But the fact that there are twice as many names on the vexatious list now than there were in 1990, when California toughened its law, says as much about the boldness of plaintiffs as it does about the waning patience of courthouse staffs.
Say what you will, these litigants have chutzpah.
Among those recently added to the list is a paralegal with a knack for signing famous attorneys' names to his own legal pleadings. When he was found out, he sued the lawyers whose names he had forged.
Another newly classified vexatious litigant was renting a room in a large home in the San Fernando Valley when he set about filing dozens and dozens of suits against his friends and family members. When he went to court to have his landlord evicted from her own home, the city attorney said, "Enough!"
Any defendant--lawyer or lay person--may request a vexatious litigant order from a court.
The frequent subjects of such orders are civic gadflies, mentally unbalanced persons, tax protesters and criminals.
But once in a while, there is a ruined businessman like the Beverly Hills contractor who can no longer afford the retainers for his team of high-priced attorneys.
"I have had to take matters into my own hands," he explained, when asked about 34 lawsuits filed in the last four years.
He said all the suits involved his efforts to recoup monies legitimately due him or his bankrupt corporation and blamed his vexatious litigant status for his ongoing "financial ruin."
Because the filing of lawsuits without counsel (or pro se ) requires a basic understanding of the law, many vexatious litigants are retired, unemployed or incarcerated.
"To be this vexing," said one Los Angeles County court worker, who also did not want her name used for fear of retribution from vexatious litigants, "they need to have plenty of time on their hands to hang out in law libraries and bother me on the phone getting ready for their next attack."
The worker said she has been unsuccessfully sued 11 times in the last two years for hanging up on vexatious litigants in mid-harangue. "I am not exaggerating when I say I am extremely frightened by some of these people."
A Los Angeles area veterinarian who was sued over the death of one of his elderly canine patients said life was "made a living hell" by the vexatious litigant who owned the dog.
"It's a case of no good deed goes unpunished," recalled the vet. "I was volunteering to help a rescue group and took in this dog. Next thing I know, I'm being paged at all hours, and being served with all sorts of court papers.
"The man who sued me is now on the [vexatious litigant] list, but that doesn't mean I don't still fear him. He calls the dog his son. It's in his freezer now, I believe."
Deputy Atty. Gen. Joan Cavanagh, who deals exclusively with the exploding number of prisoner lawsuits, worries that the more vexatious litigants may someday crowd out less expert but more meritorious filings.
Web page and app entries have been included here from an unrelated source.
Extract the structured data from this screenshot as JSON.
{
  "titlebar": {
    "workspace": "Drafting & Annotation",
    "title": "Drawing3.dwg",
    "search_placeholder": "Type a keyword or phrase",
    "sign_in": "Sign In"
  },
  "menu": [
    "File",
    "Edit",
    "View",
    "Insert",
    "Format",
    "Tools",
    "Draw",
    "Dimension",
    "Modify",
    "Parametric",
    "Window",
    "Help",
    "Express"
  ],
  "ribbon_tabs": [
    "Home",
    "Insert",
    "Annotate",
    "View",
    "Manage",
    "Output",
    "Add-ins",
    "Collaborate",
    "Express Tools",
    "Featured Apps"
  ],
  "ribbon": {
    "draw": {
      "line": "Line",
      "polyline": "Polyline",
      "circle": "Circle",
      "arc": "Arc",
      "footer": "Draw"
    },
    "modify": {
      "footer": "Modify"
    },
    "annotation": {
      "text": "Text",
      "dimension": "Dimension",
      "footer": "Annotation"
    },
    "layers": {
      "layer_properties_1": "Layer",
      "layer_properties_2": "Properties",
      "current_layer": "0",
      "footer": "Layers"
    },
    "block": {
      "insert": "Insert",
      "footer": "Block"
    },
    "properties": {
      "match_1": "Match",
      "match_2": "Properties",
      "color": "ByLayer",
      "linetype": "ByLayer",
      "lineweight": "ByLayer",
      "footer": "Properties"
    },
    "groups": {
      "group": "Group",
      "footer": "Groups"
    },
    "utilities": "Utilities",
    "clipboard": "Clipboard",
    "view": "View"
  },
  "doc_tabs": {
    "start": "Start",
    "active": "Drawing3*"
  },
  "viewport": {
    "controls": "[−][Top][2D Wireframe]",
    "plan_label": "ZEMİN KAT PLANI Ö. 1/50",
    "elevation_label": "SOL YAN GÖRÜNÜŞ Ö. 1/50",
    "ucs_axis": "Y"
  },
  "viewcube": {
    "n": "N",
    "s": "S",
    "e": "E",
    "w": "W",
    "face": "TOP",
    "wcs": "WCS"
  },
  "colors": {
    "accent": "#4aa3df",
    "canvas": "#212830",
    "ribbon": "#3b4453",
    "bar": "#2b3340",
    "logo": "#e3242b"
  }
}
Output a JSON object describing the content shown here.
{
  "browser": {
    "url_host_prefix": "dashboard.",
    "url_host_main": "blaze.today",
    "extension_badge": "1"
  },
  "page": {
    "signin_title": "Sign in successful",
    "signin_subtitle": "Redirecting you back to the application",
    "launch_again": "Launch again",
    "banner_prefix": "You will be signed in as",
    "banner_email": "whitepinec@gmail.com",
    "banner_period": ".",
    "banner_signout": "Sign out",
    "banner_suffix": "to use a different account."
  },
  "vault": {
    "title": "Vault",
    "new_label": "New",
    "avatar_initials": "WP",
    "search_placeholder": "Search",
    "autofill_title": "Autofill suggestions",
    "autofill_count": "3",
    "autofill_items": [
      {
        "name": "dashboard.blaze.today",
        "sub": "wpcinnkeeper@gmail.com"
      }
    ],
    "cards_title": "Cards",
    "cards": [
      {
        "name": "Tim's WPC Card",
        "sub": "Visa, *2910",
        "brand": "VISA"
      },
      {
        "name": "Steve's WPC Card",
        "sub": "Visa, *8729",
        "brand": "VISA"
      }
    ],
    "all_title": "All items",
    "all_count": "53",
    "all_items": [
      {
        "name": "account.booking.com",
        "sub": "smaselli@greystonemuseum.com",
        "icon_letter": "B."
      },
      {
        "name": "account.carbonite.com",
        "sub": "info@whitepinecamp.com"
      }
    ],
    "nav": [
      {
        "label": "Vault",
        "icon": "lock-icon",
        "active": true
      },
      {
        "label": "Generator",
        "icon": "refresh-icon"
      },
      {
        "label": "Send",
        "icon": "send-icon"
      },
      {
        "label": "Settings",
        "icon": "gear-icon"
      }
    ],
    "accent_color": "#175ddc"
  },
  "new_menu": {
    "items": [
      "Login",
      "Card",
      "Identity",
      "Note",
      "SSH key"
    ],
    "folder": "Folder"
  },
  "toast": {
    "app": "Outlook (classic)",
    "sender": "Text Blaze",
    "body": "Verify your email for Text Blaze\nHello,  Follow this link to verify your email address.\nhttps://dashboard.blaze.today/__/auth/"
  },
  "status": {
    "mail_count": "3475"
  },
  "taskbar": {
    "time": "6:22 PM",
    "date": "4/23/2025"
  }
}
"When someone is repeatedly complaining about cold sandwiches and broken cookies--things that are a minor inconvenience to anyone else, the inmate with a serious complaint about conditions may get lost in the flood," she said.
"Those who know the buzzwords to use in their writs may get our attention, while the inmate who doesn't know the right legal phrases may not get through."
According to Pasadena Municipal Court Judge Judson W. Morris Jr., the vexatious litigant law is increasingly necessary in a world where "people take advantage of our justice system by filing litigation with no basis whatsoever. It is necessary to protect the victims, the people who are subjected to lawsuits designed simply to harass. These have got to be stopped."
Morris has good reason to be personally thankful for the vexatious litigant law. "Recently I declared a couple to be vexatious litigants and then had them come back and try to sue me for doing it. Luckily I was one of those protected by my own order."